You are assuming that the Ancient Greeks believed that their Gods were humanly visible, which is unlikely. Therefore, whether or not they climbed Mount Olympus, the Ancient Greeks would not have expected to visibly see their Gods.
From Classical Myths by Barry B. Powell (a textbook often used in undergrad classics courses):
In other myths, the setting is an obscure place: the underworld, which no one in the real world ever visited; Mount Olympus, which really exists but in myth is the home of the gods; or Crete of a very long time ago.
The events of divine myth usually take place in a world before or outside the present order where time and space often have different meanings from those familiar to human beings.
Basically, their Gods were there, but not humanly visible. That makes sense.
As to whether or not the Ancient Greeks ever climbed Mount Olympus, some sources say that they did and left offerings there for their Gods, later discovered via archaeological excavation.

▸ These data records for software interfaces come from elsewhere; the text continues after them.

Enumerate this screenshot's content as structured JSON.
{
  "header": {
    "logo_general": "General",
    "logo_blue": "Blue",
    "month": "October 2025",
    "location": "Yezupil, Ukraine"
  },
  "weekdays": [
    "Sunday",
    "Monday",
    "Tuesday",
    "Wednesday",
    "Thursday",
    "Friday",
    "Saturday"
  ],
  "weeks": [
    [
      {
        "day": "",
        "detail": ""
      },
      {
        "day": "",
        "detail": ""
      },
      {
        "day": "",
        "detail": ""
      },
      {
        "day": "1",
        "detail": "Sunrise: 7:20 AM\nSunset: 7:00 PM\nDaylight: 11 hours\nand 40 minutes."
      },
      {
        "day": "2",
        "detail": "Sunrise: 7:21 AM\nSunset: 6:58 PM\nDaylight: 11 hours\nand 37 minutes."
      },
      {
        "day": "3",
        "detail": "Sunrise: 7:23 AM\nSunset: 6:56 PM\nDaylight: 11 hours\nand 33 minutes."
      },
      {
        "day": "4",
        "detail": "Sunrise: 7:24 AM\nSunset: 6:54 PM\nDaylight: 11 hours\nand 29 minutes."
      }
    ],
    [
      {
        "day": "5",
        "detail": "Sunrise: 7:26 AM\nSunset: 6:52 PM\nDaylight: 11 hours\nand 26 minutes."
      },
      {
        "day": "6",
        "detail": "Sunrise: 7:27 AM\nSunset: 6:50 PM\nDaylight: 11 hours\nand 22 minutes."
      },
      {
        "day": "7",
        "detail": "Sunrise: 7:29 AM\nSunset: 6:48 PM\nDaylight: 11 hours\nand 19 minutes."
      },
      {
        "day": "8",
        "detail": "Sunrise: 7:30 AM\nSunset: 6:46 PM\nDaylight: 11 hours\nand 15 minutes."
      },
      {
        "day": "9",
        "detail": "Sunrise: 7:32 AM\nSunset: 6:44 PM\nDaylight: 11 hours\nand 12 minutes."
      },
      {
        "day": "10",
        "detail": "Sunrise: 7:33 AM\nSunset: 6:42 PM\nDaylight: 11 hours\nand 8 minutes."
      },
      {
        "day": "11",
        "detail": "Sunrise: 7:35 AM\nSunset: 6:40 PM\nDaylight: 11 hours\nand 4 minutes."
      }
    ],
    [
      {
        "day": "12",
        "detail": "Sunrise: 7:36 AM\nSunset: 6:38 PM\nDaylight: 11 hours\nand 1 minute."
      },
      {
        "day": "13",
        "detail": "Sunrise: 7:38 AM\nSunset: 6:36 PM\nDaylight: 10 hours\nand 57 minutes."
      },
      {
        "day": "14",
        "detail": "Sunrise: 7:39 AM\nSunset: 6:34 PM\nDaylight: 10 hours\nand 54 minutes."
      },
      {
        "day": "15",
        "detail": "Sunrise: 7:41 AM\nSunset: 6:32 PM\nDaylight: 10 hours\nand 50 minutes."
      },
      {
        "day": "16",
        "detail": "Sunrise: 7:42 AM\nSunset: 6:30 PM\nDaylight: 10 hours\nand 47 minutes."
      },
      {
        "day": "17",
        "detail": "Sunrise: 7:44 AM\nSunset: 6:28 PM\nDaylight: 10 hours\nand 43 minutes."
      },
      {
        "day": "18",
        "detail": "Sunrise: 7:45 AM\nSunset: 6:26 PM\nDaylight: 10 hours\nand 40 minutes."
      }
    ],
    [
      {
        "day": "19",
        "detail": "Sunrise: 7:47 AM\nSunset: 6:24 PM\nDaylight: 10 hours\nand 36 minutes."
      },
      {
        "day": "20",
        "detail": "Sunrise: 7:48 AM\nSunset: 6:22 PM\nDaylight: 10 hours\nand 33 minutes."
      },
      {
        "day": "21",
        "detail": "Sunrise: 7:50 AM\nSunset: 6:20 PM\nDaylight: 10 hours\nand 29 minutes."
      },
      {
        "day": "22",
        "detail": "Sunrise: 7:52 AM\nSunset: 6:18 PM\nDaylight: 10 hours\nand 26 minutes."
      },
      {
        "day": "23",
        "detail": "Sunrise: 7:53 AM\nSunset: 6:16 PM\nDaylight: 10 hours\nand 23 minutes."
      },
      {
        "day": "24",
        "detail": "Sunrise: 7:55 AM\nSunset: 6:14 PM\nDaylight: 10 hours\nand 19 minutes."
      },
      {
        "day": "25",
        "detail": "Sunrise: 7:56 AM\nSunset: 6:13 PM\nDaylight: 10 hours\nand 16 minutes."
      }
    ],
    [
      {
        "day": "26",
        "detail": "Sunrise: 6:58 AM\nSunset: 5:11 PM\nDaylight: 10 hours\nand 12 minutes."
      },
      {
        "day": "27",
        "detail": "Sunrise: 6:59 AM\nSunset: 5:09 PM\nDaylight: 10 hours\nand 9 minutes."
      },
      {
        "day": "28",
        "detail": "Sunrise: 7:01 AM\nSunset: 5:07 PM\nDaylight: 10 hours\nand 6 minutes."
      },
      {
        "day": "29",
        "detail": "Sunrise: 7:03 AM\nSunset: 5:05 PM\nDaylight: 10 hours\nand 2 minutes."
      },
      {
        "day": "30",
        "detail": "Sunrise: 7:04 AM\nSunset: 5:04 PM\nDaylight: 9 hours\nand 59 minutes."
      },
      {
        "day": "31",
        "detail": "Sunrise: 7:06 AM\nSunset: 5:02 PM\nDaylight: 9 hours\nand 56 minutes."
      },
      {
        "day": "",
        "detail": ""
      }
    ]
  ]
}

The first men to reach the summit (as far as we know) were Frédéric Boissonnas and Daniel Baud-Bovy in 1913. But from the peak Aghios Antonios you get a view of the two highest peaks.